**PROBLEM TO SOLVE**
List all lines of the data containing the word "name".

Records from a data collection
§

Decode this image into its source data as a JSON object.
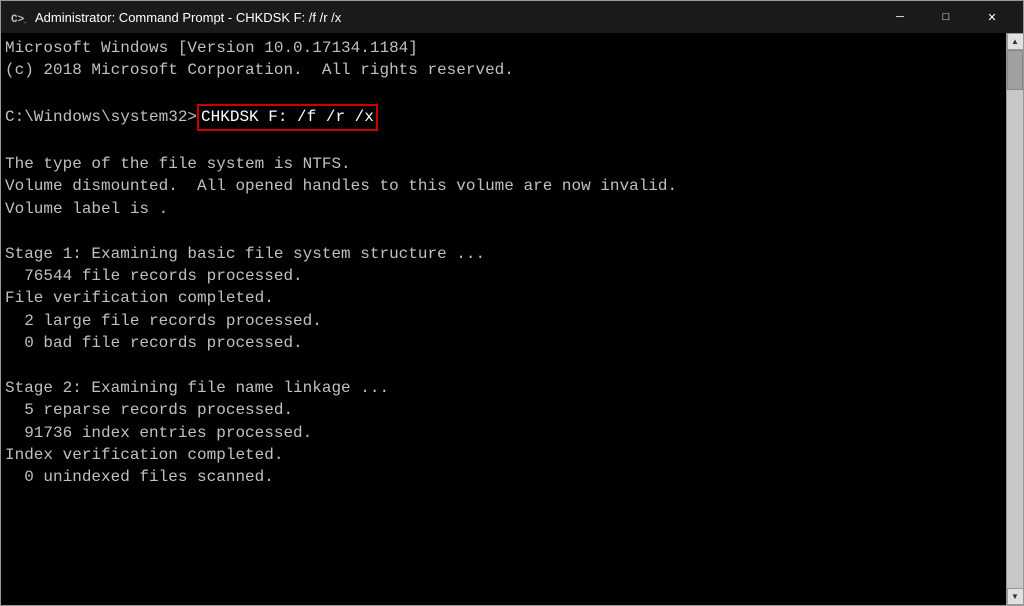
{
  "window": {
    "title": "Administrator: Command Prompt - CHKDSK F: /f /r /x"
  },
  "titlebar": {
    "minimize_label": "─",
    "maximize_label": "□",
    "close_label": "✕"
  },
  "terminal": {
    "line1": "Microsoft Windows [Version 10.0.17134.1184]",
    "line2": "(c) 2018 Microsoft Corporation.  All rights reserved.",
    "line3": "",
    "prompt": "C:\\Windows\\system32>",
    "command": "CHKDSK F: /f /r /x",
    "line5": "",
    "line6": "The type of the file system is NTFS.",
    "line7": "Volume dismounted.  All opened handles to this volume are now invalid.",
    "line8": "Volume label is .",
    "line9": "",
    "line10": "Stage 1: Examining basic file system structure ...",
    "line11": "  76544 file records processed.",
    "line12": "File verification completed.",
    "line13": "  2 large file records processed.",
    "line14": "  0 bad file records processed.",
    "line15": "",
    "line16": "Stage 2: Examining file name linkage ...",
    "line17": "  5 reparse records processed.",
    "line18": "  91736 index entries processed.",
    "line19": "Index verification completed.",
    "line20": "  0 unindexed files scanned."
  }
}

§

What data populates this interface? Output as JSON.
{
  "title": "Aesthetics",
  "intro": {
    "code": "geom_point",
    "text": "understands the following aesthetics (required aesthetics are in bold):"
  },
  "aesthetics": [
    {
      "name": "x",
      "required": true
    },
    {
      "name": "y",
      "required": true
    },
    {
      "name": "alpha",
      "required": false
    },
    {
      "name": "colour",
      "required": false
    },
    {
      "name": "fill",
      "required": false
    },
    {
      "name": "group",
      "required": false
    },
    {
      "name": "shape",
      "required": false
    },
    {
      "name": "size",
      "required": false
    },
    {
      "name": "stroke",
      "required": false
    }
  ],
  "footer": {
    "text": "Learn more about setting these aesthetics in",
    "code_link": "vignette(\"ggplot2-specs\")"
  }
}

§

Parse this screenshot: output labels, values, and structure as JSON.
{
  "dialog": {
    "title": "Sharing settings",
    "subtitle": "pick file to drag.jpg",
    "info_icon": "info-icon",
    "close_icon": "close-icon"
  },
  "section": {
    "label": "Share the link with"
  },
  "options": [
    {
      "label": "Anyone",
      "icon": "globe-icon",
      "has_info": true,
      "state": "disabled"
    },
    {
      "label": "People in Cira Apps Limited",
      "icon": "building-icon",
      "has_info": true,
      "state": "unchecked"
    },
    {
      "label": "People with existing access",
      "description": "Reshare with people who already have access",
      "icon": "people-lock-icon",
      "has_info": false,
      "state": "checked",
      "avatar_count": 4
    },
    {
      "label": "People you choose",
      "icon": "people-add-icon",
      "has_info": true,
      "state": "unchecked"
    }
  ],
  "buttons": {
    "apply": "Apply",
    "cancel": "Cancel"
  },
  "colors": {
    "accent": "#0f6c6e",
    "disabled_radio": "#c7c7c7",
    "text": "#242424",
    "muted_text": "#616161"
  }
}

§

**OUTPUT OF THE EXERCISE**
    "line16": "Stage 2: Examining file name linkage ...",
      "name": "x",
      "name": "y",
      "name": "alpha",
      "name": "colour",
      "name": "fill",
      "name": "group",
      "name": "shape",
      "name": "size",
      "name": "stroke",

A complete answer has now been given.